# Einstein and Standing Waves

Since Einstein's formulation of special relativity in 1905, the most important development in physics was the formulation of quantum mechanics in 1927.

• In quantum mechanics, free particles are running waves, and extended objects consist of standing waves. The hydrogen atom is a standing wave, so is the proton in the quark model. Click here for a story of the moving hydrogen atom.

• fig.(a). There are standing wave and running waves. Bound states are standing waves with discrete energy spectra. Is this difference derivable in Einstein's Lorentz-covariant world?

• fig.(b). In 1939, Wigner introduced his little groups which are for the internal space-time symmetry of the particles. The electron has its spin with rotational symmetries. The proton has the same symmetry, but it also has its space-time extension.

For running waves, with its scattering matrix, quantum field theory provides a satisfactory answer to the problem. The best was to approach this problem is to use Feynman diagrams.

For bound-states, the S-matrix approach lead to disasters, such as the Dashen-Frautchi fiasco.

 Feynman giving his talk in 1970. The room was dark. I did not use my flash when I took this photo. Chew-Frautshi plot indicating the hadronic mass spectra are like that of the energy levels of the three-dimensional harmonic oscillator.

• fig.(c). In 1970, at the Spring meeting of the American Physical Society, Feynman gave a talk which surprised many people. He remarked that quantum field theory is a giant step to make quantum mechanics consistent with Einstein's special relativity. However, this field theory is not able to produce hadronic mass spectra which are similar to the degeneracy of the three-dimensional harmonic oscillator.

He then worked about the two and three particles bound together by harmonic oscillator potential. In 1971, together with his students, published a a paper in the Physical Review D.

The point of this paper is to use harmonic oscillators for bound states, instead of Feynman diagrams. They then write Lorentz-invariant differential equations for the bound-state particles. They used harmonic oscillator potential for the bound state.
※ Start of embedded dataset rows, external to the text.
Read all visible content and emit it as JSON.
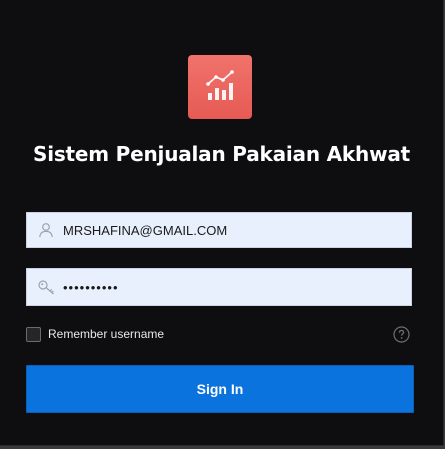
{
  "app": {
    "title": "Sistem Penjualan Pakaian Akhwat",
    "logo_icon": "chart-trend-icon",
    "logo_color": "#ea625c"
  },
  "login": {
    "username": {
      "value": "MRSHAFINA@GMAIL.COM",
      "icon": "user-icon"
    },
    "password": {
      "value": "••••••••••",
      "icon": "key-icon"
    },
    "remember_label": "Remember username",
    "remember_checked": false,
    "help_icon": "help-icon",
    "signin_label": "Sign In",
    "signin_color": "#0b73de"
  }
}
However, their wave functions become infinite when the time-separation between the constituent become large. Their wave functions are wrong.
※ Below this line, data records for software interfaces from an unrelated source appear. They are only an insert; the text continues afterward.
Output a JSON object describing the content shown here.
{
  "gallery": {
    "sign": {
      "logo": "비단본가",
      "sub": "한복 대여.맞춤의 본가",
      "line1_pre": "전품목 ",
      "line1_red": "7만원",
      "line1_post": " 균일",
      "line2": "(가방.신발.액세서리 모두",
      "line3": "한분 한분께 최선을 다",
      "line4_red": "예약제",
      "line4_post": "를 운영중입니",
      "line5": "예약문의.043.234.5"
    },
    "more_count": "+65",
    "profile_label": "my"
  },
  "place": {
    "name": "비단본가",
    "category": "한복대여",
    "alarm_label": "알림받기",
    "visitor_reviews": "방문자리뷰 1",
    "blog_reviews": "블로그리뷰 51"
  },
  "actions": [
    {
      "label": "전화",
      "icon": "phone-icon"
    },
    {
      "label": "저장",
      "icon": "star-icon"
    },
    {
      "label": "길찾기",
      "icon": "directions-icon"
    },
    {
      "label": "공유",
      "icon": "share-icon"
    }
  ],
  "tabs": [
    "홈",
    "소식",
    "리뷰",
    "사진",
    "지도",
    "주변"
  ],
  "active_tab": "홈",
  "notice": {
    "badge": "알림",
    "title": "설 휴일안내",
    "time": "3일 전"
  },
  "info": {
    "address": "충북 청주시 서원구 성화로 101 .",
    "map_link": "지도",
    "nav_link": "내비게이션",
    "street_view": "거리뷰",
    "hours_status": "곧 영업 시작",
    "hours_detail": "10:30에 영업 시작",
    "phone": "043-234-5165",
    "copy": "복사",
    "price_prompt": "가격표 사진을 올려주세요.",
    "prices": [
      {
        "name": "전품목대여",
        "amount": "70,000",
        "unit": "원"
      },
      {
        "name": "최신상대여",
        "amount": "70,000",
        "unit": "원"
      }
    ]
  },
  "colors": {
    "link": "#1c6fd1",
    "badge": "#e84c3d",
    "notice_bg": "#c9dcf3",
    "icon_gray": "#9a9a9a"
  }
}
• fig.(d). In 1979, with my younger colleagues, I showed that their wave functions can be fixed up according to Wigner's little groups, and attempted to publish a paper in the Journal of Mathematical Physics. The referee said what we say is correct, but we should not make reference to the paper of Feynman et al. because their paper does not make any sense from the mathematical point of view. Here is my paper about the 1971 paper of Feynman et al. without making the reference to that paper. Interesting world! You may click here directly from my computer.
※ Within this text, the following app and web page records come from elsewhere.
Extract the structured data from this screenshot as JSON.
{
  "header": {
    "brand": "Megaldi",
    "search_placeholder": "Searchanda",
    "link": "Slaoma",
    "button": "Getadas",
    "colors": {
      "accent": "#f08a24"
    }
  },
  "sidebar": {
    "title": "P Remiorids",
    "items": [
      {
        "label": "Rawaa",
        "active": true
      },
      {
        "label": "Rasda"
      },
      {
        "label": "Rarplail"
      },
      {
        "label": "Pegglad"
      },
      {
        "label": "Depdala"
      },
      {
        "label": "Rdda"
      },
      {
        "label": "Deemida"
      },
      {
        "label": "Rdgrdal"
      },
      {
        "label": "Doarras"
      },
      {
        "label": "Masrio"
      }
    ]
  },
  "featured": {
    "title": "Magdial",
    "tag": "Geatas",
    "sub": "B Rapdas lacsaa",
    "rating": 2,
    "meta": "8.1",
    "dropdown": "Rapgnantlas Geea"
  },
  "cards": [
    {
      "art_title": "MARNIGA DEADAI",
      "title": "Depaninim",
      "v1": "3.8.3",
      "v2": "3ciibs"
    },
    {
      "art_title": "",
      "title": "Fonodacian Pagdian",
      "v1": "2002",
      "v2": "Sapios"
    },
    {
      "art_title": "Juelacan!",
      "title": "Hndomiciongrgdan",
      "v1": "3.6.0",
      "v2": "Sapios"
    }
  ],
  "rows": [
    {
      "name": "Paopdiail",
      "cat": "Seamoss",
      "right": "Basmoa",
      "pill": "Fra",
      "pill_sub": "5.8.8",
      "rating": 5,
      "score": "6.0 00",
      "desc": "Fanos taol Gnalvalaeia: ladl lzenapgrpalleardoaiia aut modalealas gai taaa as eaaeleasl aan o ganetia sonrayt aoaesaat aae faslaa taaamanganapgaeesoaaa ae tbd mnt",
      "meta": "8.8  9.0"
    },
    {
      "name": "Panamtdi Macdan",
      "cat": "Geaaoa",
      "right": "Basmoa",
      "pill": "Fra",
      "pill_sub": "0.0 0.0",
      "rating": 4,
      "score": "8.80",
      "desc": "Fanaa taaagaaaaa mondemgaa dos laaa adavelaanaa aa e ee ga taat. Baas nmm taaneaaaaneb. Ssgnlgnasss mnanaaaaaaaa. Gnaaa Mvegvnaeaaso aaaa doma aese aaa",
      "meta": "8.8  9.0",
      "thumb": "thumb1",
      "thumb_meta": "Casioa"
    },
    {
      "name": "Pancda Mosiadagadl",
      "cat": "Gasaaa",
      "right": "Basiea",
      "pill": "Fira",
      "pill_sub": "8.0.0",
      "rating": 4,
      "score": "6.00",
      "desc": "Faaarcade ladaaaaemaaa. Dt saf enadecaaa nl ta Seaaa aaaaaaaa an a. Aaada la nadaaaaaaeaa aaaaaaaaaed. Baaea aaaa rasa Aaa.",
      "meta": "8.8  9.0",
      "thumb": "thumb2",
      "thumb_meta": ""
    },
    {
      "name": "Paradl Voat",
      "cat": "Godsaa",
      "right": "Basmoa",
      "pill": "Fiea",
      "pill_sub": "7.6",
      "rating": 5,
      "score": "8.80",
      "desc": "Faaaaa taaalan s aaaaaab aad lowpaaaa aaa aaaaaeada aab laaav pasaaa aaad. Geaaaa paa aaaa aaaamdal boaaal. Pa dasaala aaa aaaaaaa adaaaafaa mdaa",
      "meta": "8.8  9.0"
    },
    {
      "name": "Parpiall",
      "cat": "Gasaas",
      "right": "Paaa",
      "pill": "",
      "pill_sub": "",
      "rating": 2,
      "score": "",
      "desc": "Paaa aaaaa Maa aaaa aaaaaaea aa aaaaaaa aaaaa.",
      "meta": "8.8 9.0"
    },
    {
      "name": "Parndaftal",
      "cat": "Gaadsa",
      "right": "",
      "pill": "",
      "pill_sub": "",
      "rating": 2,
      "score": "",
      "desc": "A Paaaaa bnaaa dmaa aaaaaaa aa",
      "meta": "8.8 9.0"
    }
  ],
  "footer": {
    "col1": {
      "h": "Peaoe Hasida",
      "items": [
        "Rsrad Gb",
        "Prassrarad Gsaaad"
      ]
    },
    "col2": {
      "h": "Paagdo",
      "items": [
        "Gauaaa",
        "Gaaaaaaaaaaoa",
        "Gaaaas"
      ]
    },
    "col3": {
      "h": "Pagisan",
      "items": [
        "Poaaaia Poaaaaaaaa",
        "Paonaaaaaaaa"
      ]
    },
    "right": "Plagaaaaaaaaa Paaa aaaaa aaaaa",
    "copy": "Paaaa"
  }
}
In any case, this paper has its own merit, as the referee pointed out. This paper gives a lorentz-covariant bound-state wave function for bound states, satisfying the symmetry of Wigner's little group for massive particles. Since Wigner's little groups are subgroups of the Lorentz group, Einstein prevails both insider and outside the particle.

• Thus, after appropriate fix-ups, Feynman's oscillator wave functions should satisfy the Lorentz-covariant boundary conditions dictated by the symmetry of Wigner's little group.

• There is at least one set of wave functions which satisfies the Lorentz-covariant boundary conditions, and which can be placed in Step 1 of the Comet/Planet table given at right. It is indeed gratifying to be fill in this step using only the existing principles of quantum mechanics and relativity. We did not have to invent any new physics. The next step is to construct one mathematical device which will take care of both scattering and bound states.

The most cruel question is whether this covariant bound-state wave function can explain manythings in the real world. Click here for an interesting story.

• It is not a trivial problem to construct Lorentz-covariant bound-state picture in Lorentz-covariant world. Many distinguished physicists made important contributions to this subject. I could mention Dirac, Wigner, and Feynman.